**EXERCISE DIRECTIONS:**
Throughout the entries below, report every line where "title" is found.

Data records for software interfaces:
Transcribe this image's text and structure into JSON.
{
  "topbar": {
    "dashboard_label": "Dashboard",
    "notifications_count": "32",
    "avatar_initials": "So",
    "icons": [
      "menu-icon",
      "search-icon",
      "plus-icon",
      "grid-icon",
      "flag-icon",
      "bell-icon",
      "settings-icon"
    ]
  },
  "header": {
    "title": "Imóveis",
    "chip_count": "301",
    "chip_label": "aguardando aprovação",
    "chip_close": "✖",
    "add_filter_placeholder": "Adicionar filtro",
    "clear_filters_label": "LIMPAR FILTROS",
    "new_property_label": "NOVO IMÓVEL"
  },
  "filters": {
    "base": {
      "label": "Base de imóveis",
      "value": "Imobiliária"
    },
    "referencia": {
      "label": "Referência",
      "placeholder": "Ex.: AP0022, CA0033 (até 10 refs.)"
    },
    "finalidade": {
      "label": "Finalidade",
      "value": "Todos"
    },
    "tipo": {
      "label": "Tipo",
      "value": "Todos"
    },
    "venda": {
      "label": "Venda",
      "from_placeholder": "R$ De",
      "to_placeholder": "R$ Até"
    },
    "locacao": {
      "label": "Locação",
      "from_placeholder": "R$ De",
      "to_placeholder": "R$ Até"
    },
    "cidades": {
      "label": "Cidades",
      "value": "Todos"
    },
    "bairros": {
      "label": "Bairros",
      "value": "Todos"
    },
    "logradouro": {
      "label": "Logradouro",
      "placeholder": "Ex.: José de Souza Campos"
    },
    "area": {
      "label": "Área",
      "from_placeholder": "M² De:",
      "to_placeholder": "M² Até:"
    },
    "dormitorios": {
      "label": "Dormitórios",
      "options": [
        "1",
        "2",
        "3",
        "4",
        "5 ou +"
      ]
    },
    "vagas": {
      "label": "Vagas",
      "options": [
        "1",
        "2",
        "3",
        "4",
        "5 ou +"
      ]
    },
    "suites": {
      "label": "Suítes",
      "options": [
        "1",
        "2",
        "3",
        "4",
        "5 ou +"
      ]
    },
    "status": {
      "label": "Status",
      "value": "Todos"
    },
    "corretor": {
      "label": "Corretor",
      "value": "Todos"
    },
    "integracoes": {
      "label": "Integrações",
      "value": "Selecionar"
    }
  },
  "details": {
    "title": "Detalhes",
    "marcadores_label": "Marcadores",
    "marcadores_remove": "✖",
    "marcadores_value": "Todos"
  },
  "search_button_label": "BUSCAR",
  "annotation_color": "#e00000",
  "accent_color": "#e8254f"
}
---
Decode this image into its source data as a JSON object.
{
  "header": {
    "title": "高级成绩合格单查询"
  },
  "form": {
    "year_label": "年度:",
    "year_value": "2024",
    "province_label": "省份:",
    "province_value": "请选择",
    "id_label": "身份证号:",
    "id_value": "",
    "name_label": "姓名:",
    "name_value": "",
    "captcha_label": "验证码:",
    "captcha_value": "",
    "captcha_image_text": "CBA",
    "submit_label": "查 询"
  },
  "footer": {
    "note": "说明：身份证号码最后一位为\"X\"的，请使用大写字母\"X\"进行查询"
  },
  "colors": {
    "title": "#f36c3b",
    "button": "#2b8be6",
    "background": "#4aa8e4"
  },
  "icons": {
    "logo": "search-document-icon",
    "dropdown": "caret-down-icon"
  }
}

**WRITTEN RESPONSE:**
    "title": "Imóveis",
    "title": "Detalhes",
    "title": "高级成绩合格单查询"
    "title": "#f36c3b",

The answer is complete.